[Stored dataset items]
::::::
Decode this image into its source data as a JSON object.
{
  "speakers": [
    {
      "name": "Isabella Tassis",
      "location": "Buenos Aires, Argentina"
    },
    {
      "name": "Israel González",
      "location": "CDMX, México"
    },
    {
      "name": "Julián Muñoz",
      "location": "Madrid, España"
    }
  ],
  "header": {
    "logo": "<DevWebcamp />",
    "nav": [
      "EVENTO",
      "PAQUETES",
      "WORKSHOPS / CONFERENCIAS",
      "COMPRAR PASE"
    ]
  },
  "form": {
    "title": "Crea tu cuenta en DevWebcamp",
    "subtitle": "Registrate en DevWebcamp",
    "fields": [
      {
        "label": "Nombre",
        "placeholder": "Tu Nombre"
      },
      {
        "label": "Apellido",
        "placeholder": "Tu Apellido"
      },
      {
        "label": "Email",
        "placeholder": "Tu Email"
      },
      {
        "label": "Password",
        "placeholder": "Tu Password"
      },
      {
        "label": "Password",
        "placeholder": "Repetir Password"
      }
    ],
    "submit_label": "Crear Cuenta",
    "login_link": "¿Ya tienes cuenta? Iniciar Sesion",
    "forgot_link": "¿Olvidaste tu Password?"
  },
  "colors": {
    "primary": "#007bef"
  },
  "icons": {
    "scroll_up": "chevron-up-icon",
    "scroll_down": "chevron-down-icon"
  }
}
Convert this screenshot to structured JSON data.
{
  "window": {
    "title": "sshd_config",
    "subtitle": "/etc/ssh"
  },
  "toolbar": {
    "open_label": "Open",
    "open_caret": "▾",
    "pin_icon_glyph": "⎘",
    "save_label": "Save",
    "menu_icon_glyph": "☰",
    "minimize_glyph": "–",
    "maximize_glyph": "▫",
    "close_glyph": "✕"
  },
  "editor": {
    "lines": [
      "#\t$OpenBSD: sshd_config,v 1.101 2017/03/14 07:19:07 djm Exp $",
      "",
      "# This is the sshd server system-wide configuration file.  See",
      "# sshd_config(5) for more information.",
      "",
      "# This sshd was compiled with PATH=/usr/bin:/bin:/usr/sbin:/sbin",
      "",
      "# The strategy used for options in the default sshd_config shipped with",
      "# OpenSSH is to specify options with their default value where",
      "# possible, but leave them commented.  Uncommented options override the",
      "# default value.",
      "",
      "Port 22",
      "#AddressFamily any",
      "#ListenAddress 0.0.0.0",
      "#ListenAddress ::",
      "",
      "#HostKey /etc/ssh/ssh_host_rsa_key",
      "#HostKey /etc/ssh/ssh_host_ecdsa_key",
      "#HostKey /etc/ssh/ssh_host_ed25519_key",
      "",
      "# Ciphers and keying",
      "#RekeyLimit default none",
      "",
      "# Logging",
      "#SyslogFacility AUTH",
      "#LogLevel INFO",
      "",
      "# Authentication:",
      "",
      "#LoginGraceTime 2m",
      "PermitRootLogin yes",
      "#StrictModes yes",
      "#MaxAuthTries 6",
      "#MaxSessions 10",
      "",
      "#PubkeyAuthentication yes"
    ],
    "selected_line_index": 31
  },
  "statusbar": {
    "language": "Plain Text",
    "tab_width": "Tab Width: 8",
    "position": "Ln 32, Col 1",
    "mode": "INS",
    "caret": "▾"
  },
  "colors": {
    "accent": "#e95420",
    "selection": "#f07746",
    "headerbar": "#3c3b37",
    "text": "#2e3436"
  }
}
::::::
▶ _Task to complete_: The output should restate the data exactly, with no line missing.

▶ _Problem solution_:
Decode this image into its source data as a JSON object.
{
  "speakers": [
    {
      "name": "Isabella Tassis",
      "location": "Buenos Aires, Argentina"
    },
    {
      "name": "Israel González",
      "location": "CDMX, México"
    },
    {
      "name": "Julián Muñoz",
      "location": "Madrid, España"
    }
  ],
  "header": {
    "logo": "<DevWebcamp />",
    "nav": [
      "EVENTO",
      "PAQUETES",
      "WORKSHOPS / CONFERENCIAS",
      "COMPRAR PASE"
    ]
  },
  "form": {
    "title": "Crea tu cuenta en DevWebcamp",
    "subtitle": "Registrate en DevWebcamp",
    "fields": [
      {
        "label": "Nombre",
        "placeholder": "Tu Nombre"
      },
      {
        "label": "Apellido",
        "placeholder": "Tu Apellido"
      },
      {
        "label": "Email",
        "placeholder": "Tu Email"
      },
      {
        "label": "Password",
        "placeholder": "Tu Password"
      },
      {
        "label": "Password",
        "placeholder": "Repetir Password"
      }
    ],
    "submit_label": "Crear Cuenta",
    "login_link": "¿Ya tienes cuenta? Iniciar Sesion",
    "forgot_link": "¿Olvidaste tu Password?"
  },
  "colors": {
    "primary": "#007bef"
  },
  "icons": {
    "scroll_up": "chevron-up-icon",
    "scroll_down": "chevron-down-icon"
  }
}
Convert this screenshot to structured JSON data.
{
  "window": {
    "title": "sshd_config",
    "subtitle": "/etc/ssh"
  },
  "toolbar": {
    "open_label": "Open",
    "open_caret": "▾",
    "pin_icon_glyph": "⎘",
    "save_label": "Save",
    "menu_icon_glyph": "☰",
    "minimize_glyph": "–",
    "maximize_glyph": "▫",
    "close_glyph": "✕"
  },
  "editor": {
    "lines": [
      "#\t$OpenBSD: sshd_config,v 1.101 2017/03/14 07:19:07 djm Exp $",
      "",
      "# This is the sshd server system-wide configuration file.  See",
      "# sshd_config(5) for more information.",
      "",
      "# This sshd was compiled with PATH=/usr/bin:/bin:/usr/sbin:/sbin",
      "",
      "# The strategy used for options in the default sshd_config shipped with",
      "# OpenSSH is to specify options with their default value where",
      "# possible, but leave them commented.  Uncommented options override the",
      "# default value.",
      "",
      "Port 22",
      "#AddressFamily any",
      "#ListenAddress 0.0.0.0",
      "#ListenAddress ::",
      "",
      "#HostKey /etc/ssh/ssh_host_rsa_key",
      "#HostKey /etc/ssh/ssh_host_ecdsa_key",
      "#HostKey /etc/ssh/ssh_host_ed25519_key",
      "",
      "# Ciphers and keying",
      "#RekeyLimit default none",
      "",
      "# Logging",
      "#SyslogFacility AUTH",
      "#LogLevel INFO",
      "",
      "# Authentication:",
      "",
      "#LoginGraceTime 2m",
      "PermitRootLogin yes",
      "#StrictModes yes",
      "#MaxAuthTries 6",
      "#MaxSessions 10",
      "",
      "#PubkeyAuthentication yes"
    ],
    "selected_line_index": 31
  },
  "statusbar": {
    "language": "Plain Text",
    "tab_width": "Tab Width: 8",
    "position": "Ln 32, Col 1",
    "mode": "INS",
    "caret": "▾"
  },
  "colors": {
    "accent": "#e95420",
    "selection": "#f07746",
    "headerbar": "#3c3b37",
    "text": "#2e3436"
  }
}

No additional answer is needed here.